[TASK STATEMENT] Please copy out the full listing that follows exactly; no picture belongs in the copy.
BEGIN EXTRACTED INFORMATION
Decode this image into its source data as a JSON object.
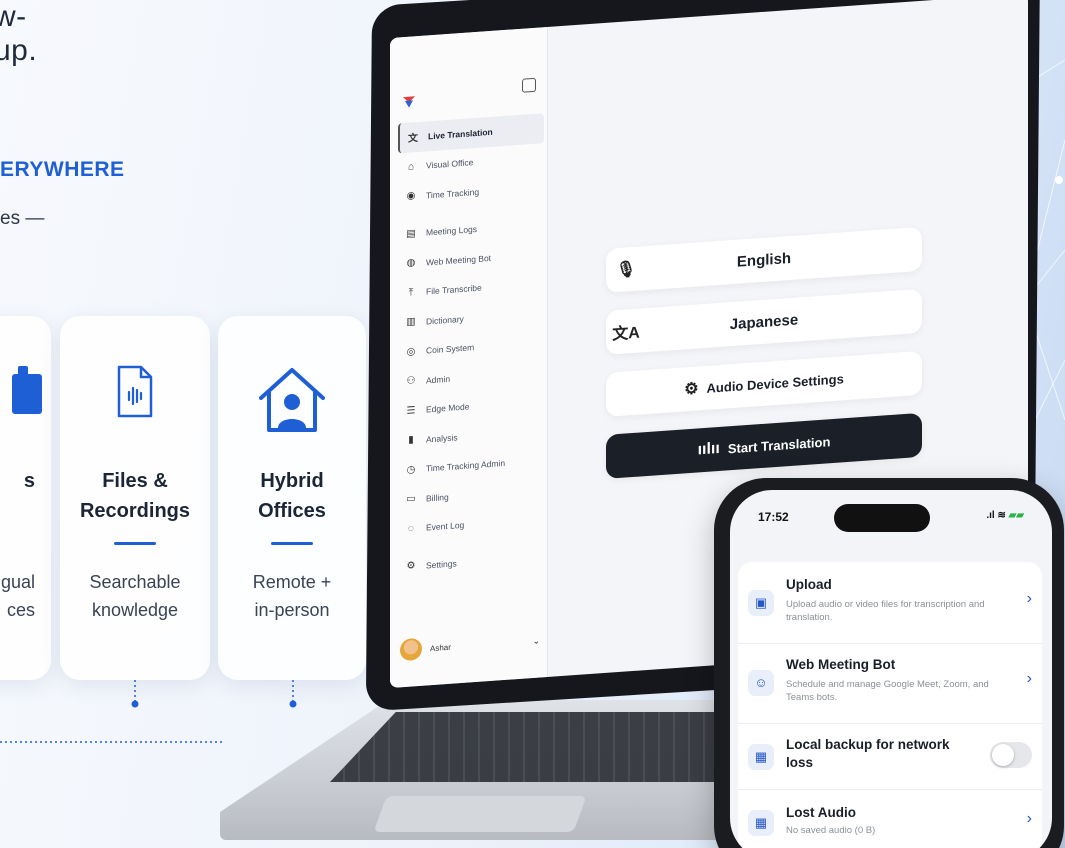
{
  "hero": {
    "headline_tail": "w-up.",
    "eyebrow": "ERYWHERE",
    "subtitle_tail": "es —"
  },
  "cards": [
    {
      "title": "s",
      "description": "gual\nces"
    },
    {
      "title": "Files &\nRecordings",
      "description": "Searchable\nknowledge"
    },
    {
      "title": "Hybrid\nOffices",
      "description": "Remote +\nin-person"
    }
  ],
  "laptop_app": {
    "sidebar": {
      "items": [
        {
          "label": "Live Translation",
          "icon": "translate-icon",
          "glyph": "文",
          "active": true
        },
        {
          "label": "Visual Office",
          "icon": "office-icon",
          "glyph": "⌂"
        },
        {
          "label": "Time Tracking",
          "icon": "clock-icon",
          "glyph": "◉"
        },
        {
          "label": "Meeting Logs",
          "icon": "meeting-logs-icon",
          "glyph": "▤"
        },
        {
          "label": "Web Meeting Bot",
          "icon": "bot-icon",
          "glyph": "◍"
        },
        {
          "label": "File Transcribe",
          "icon": "upload-icon",
          "glyph": "⤒"
        },
        {
          "label": "Dictionary",
          "icon": "dictionary-icon",
          "glyph": "▥"
        },
        {
          "label": "Coin System",
          "icon": "coin-icon",
          "glyph": "◎"
        },
        {
          "label": "Admin",
          "icon": "admin-icon",
          "glyph": "⚇"
        },
        {
          "label": "Edge Mode",
          "icon": "edge-mode-icon",
          "glyph": "☰"
        },
        {
          "label": "Analysis",
          "icon": "analysis-icon",
          "glyph": "▮"
        },
        {
          "label": "Time Tracking Admin",
          "icon": "clock-admin-icon",
          "glyph": "◷"
        },
        {
          "label": "Billing",
          "icon": "billing-icon",
          "glyph": "▭"
        },
        {
          "label": "Event Log",
          "icon": "event-log-icon",
          "glyph": "◌"
        },
        {
          "label": "Settings",
          "icon": "settings-icon",
          "glyph": "⚙"
        }
      ],
      "user": {
        "name": "Ashar"
      }
    },
    "main": {
      "source_language": "English",
      "target_language": "Japanese",
      "audio_settings_label": "Audio Device Settings",
      "start_label": "Start Translation"
    }
  },
  "phone_app": {
    "status": {
      "time": "17:52",
      "signal": ".ıl",
      "wifi": "≋",
      "battery": "▰▰"
    },
    "rows": [
      {
        "title": "Upload",
        "subtitle": "Upload audio or video files for transcription and translation.",
        "icon": "upload-file-icon",
        "glyph": "▣",
        "control": "chevron"
      },
      {
        "title": "Web Meeting Bot",
        "subtitle": "Schedule and manage Google Meet, Zoom, and Teams bots.",
        "icon": "bot-icon",
        "glyph": "☺",
        "control": "chevron"
      },
      {
        "title": "Local backup for network loss",
        "subtitle": "",
        "icon": "backup-icon",
        "glyph": "▦",
        "control": "toggle",
        "toggle_on": false
      },
      {
        "title": "Lost Audio",
        "subtitle": "No saved audio (0 B)",
        "icon": "lost-audio-icon",
        "glyph": "▦",
        "control": "chevron"
      }
    ]
  },
  "colors": {
    "accent": "#1f5fd6",
    "dark_button": "#1b1f27",
    "phone_accent": "#2457c5"
  }
}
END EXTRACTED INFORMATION
[TASK SOLUTION]
Decode this image into its source data as a JSON object.
{
  "hero": {
    "headline_tail": "w-up.",
    "eyebrow": "ERYWHERE",
    "subtitle_tail": "es —"
  },
  "cards": [
    {
      "title": "s",
      "description": "gual\nces"
    },
    {
      "title": "Files &\nRecordings",
      "description": "Searchable\nknowledge"
    },
    {
      "title": "Hybrid\nOffices",
      "description": "Remote +\nin-person"
    }
  ],
  "laptop_app": {
    "sidebar": {
      "items": [
        {
          "label": "Live Translation",
          "icon": "translate-icon",
          "glyph": "文",
          "active": true
        },
        {
          "label": "Visual Office",
          "icon": "office-icon",
          "glyph": "⌂"
        },
        {
          "label": "Time Tracking",
          "icon": "clock-icon",
          "glyph": "◉"
        },
        {
          "label": "Meeting Logs",
          "icon": "meeting-logs-icon",
          "glyph": "▤"
        },
        {
          "label": "Web Meeting Bot",
          "icon": "bot-icon",
          "glyph": "◍"
        },
        {
          "label": "File Transcribe",
          "icon": "upload-icon",
          "glyph": "⤒"
        },
        {
          "label": "Dictionary",
          "icon": "dictionary-icon",
          "glyph": "▥"
        },
        {
          "label": "Coin System",
          "icon": "coin-icon",
          "glyph": "◎"
        },
        {
          "label": "Admin",
          "icon": "admin-icon",
          "glyph": "⚇"
        },
        {
          "label": "Edge Mode",
          "icon": "edge-mode-icon",
          "glyph": "☰"
        },
        {
          "label": "Analysis",
          "icon": "analysis-icon",
          "glyph": "▮"
        },
        {
          "label": "Time Tracking Admin",
          "icon": "clock-admin-icon",
          "glyph": "◷"
        },
        {
          "label": "Billing",
          "icon": "billing-icon",
          "glyph": "▭"
        },
        {
          "label": "Event Log",
          "icon": "event-log-icon",
          "glyph": "◌"
        },
        {
          "label": "Settings",
          "icon": "settings-icon",
          "glyph": "⚙"
        }
      ],
      "user": {
        "name": "Ashar"
      }
    },
    "main": {
      "source_language": "English",
      "target_language": "Japanese",
      "audio_settings_label": "Audio Device Settings",
      "start_label": "Start Translation"
    }
  },
  "phone_app": {
    "status": {
      "time": "17:52",
      "signal": ".ıl",
      "wifi": "≋",
      "battery": "▰▰"
    },
    "rows": [
      {
        "title": "Upload",
        "subtitle": "Upload audio or video files for transcription and translation.",
        "icon": "upload-file-icon",
        "glyph": "▣",
        "control": "chevron"
      },
      {
        "title": "Web Meeting Bot",
        "subtitle": "Schedule and manage Google Meet, Zoom, and Teams bots.",
        "icon": "bot-icon",
        "glyph": "☺",
        "control": "chevron"
      },
      {
        "title": "Local backup for network loss",
        "subtitle": "",
        "icon": "backup-icon",
        "glyph": "▦",
        "control": "toggle",
        "toggle_on": false
      },
      {
        "title": "Lost Audio",
        "subtitle": "No saved audio (0 B)",
        "icon": "lost-audio-icon",
        "glyph": "▦",
        "control": "chevron"
      }
    ]
  },
  "colors": {
    "accent": "#1f5fd6",
    "dark_button": "#1b1f27",
    "phone_accent": "#2457c5"
  }
}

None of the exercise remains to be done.